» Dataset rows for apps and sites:
* * * * * * * * *
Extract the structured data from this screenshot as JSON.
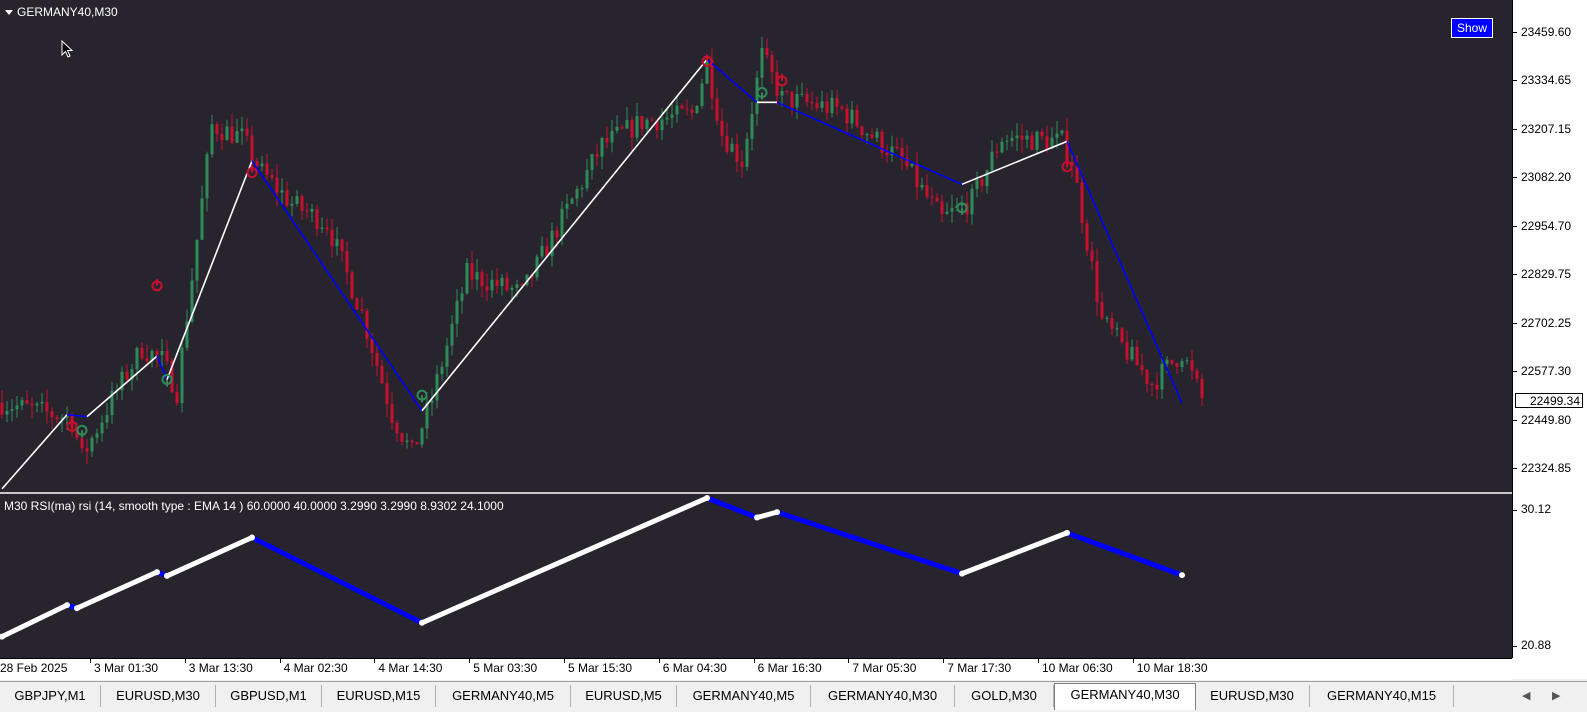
{
  "chart": {
    "title": "GERMANY40,M30",
    "show_button": "Show",
    "current_price": "22499.34",
    "price_axis": [
      "23459.60",
      "23334.65",
      "23207.15",
      "23082.20",
      "22954.70",
      "22829.75",
      "22702.25",
      "22577.30",
      "22449.80",
      "22324.85"
    ],
    "indicator_label": "M30 RSI(ma) rsi (14, smooth type : EMA  14 ) 60.0000 40.0000 3.2990 3.2990 8.9302 24.1000",
    "indicator_axis": [
      "30.12",
      "20.88"
    ],
    "time_axis": [
      "28 Feb 2025",
      "3 Mar 01:30",
      "3 Mar 13:30",
      "4 Mar 02:30",
      "4 Mar 14:30",
      "5 Mar 03:30",
      "5 Mar 15:30",
      "6 Mar 04:30",
      "6 Mar 16:30",
      "7 Mar 05:30",
      "7 Mar 17:30",
      "10 Mar 06:30",
      "10 Mar 18:30"
    ]
  },
  "tabs": [
    {
      "label": "GBPJPY,M1"
    },
    {
      "label": "EURUSD,M30"
    },
    {
      "label": "GBPUSD,M1"
    },
    {
      "label": "EURUSD,M15"
    },
    {
      "label": "GERMANY40,M5"
    },
    {
      "label": "EURUSD,M5"
    },
    {
      "label": "GERMANY40,M5"
    },
    {
      "label": "GERMANY40,M30"
    },
    {
      "label": "GOLD,M30"
    },
    {
      "label": "GERMANY40,M30",
      "active": true
    },
    {
      "label": "EURUSD,M30"
    },
    {
      "label": "GERMANY40,M15"
    }
  ],
  "colors": {
    "background": "#27242e",
    "bull_candle": "#2e8b57",
    "bear_candle": "#c8102e",
    "zigzag_up": "#ffffff",
    "zigzag_down": "#0000ff",
    "signal_up": "#2e8b57",
    "signal_down": "#c8102e"
  },
  "chart_data": [
    {
      "type": "candlestick",
      "title": "GERMANY40,M30",
      "ylim": [
        22262,
        23522
      ],
      "xlabels": [
        "28 Feb 2025",
        "3 Mar 01:30",
        "3 Mar 13:30",
        "4 Mar 02:30",
        "4 Mar 14:30",
        "5 Mar 03:30",
        "5 Mar 15:30",
        "6 Mar 04:30",
        "6 Mar 16:30",
        "7 Mar 05:30",
        "7 Mar 17:30",
        "10 Mar 06:30",
        "10 Mar 18:30"
      ],
      "candle_count": 290,
      "price_path": [
        {
          "i": 0,
          "p": 22490
        },
        {
          "i": 14,
          "p": 22450
        },
        {
          "i": 16,
          "p": 22350
        },
        {
          "i": 22,
          "p": 22500
        },
        {
          "i": 28,
          "p": 22630
        },
        {
          "i": 32,
          "p": 22600
        },
        {
          "i": 35,
          "p": 22520
        },
        {
          "i": 42,
          "p": 23200
        },
        {
          "i": 48,
          "p": 23170
        },
        {
          "i": 52,
          "p": 23080
        },
        {
          "i": 58,
          "p": 23000
        },
        {
          "i": 65,
          "p": 22950
        },
        {
          "i": 72,
          "p": 22720
        },
        {
          "i": 78,
          "p": 22460
        },
        {
          "i": 82,
          "p": 22360
        },
        {
          "i": 86,
          "p": 22500
        },
        {
          "i": 93,
          "p": 22820
        },
        {
          "i": 104,
          "p": 22770
        },
        {
          "i": 112,
          "p": 22960
        },
        {
          "i": 120,
          "p": 23150
        },
        {
          "i": 128,
          "p": 23210
        },
        {
          "i": 138,
          "p": 23230
        },
        {
          "i": 141,
          "p": 23360
        },
        {
          "i": 144,
          "p": 23180
        },
        {
          "i": 148,
          "p": 23110
        },
        {
          "i": 152,
          "p": 23380
        },
        {
          "i": 156,
          "p": 23270
        },
        {
          "i": 168,
          "p": 23240
        },
        {
          "i": 180,
          "p": 23110
        },
        {
          "i": 188,
          "p": 22960
        },
        {
          "i": 194,
          "p": 23010
        },
        {
          "i": 200,
          "p": 23170
        },
        {
          "i": 212,
          "p": 23160
        },
        {
          "i": 214,
          "p": 23110
        },
        {
          "i": 220,
          "p": 22700
        },
        {
          "i": 230,
          "p": 22540
        },
        {
          "i": 236,
          "p": 22620
        },
        {
          "i": 240,
          "p": 22500
        }
      ],
      "zigzag": [
        {
          "time_index": 0,
          "price": 22270
        },
        {
          "time_index": 13,
          "price": 22460
        },
        {
          "time_index": 17,
          "price": 22455
        },
        {
          "time_index": 31,
          "price": 22610
        },
        {
          "time_index": 33,
          "price": 22550
        },
        {
          "time_index": 50,
          "price": 23110
        },
        {
          "time_index": 84,
          "price": 22470
        },
        {
          "time_index": 141,
          "price": 23370
        },
        {
          "time_index": 151,
          "price": 23260
        },
        {
          "time_index": 155,
          "price": 23260
        },
        {
          "time_index": 192,
          "price": 23050
        },
        {
          "time_index": 213,
          "price": 23160
        },
        {
          "time_index": 236,
          "price": 22490
        }
      ],
      "signals": [
        {
          "time_index": 14,
          "price": 22430,
          "kind": "down"
        },
        {
          "time_index": 16,
          "price": 22420,
          "kind": "up"
        },
        {
          "time_index": 31,
          "price": 22790,
          "kind": "down"
        },
        {
          "time_index": 33,
          "price": 22550,
          "kind": "up"
        },
        {
          "time_index": 50,
          "price": 23080,
          "kind": "down"
        },
        {
          "time_index": 84,
          "price": 22510,
          "kind": "up"
        },
        {
          "time_index": 141,
          "price": 23365,
          "kind": "down"
        },
        {
          "time_index": 152,
          "price": 23285,
          "kind": "up"
        },
        {
          "time_index": 156,
          "price": 23315,
          "kind": "down"
        },
        {
          "time_index": 192,
          "price": 22990,
          "kind": "up"
        },
        {
          "time_index": 213,
          "price": 23095,
          "kind": "down"
        }
      ]
    },
    {
      "type": "line",
      "title": "M30 RSI(ma) rsi (14, smooth type : EMA  14 ) 60.0000 40.0000 3.2990 3.2990 8.9302 24.1000",
      "ylim": [
        20.88,
        30.12
      ],
      "series": [
        {
          "points": [
            {
              "time_index": 0,
              "value": 21.1
            },
            {
              "time_index": 13,
              "value": 23.15
            },
            {
              "time_index": 15,
              "value": 22.95
            },
            {
              "time_index": 31,
              "value": 25.3
            },
            {
              "time_index": 33,
              "value": 25.05
            },
            {
              "time_index": 50,
              "value": 27.55
            },
            {
              "time_index": 84,
              "value": 22.0
            },
            {
              "time_index": 141,
              "value": 30.12
            },
            {
              "time_index": 151,
              "value": 28.85
            },
            {
              "time_index": 155,
              "value": 29.2
            },
            {
              "time_index": 192,
              "value": 25.2
            },
            {
              "time_index": 213,
              "value": 27.85
            },
            {
              "time_index": 236,
              "value": 25.1
            }
          ]
        }
      ]
    }
  ]
}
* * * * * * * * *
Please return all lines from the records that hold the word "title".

» Solution below:
    "title": "GERMANY40,M30",
      "title": "GERMANY40,M30",
      "title": "M30 RSI(ma) rsi (14, smooth type : EMA  14 ) 60.0000 40.0000 3.2990 3.2990 8.9302 24.1000",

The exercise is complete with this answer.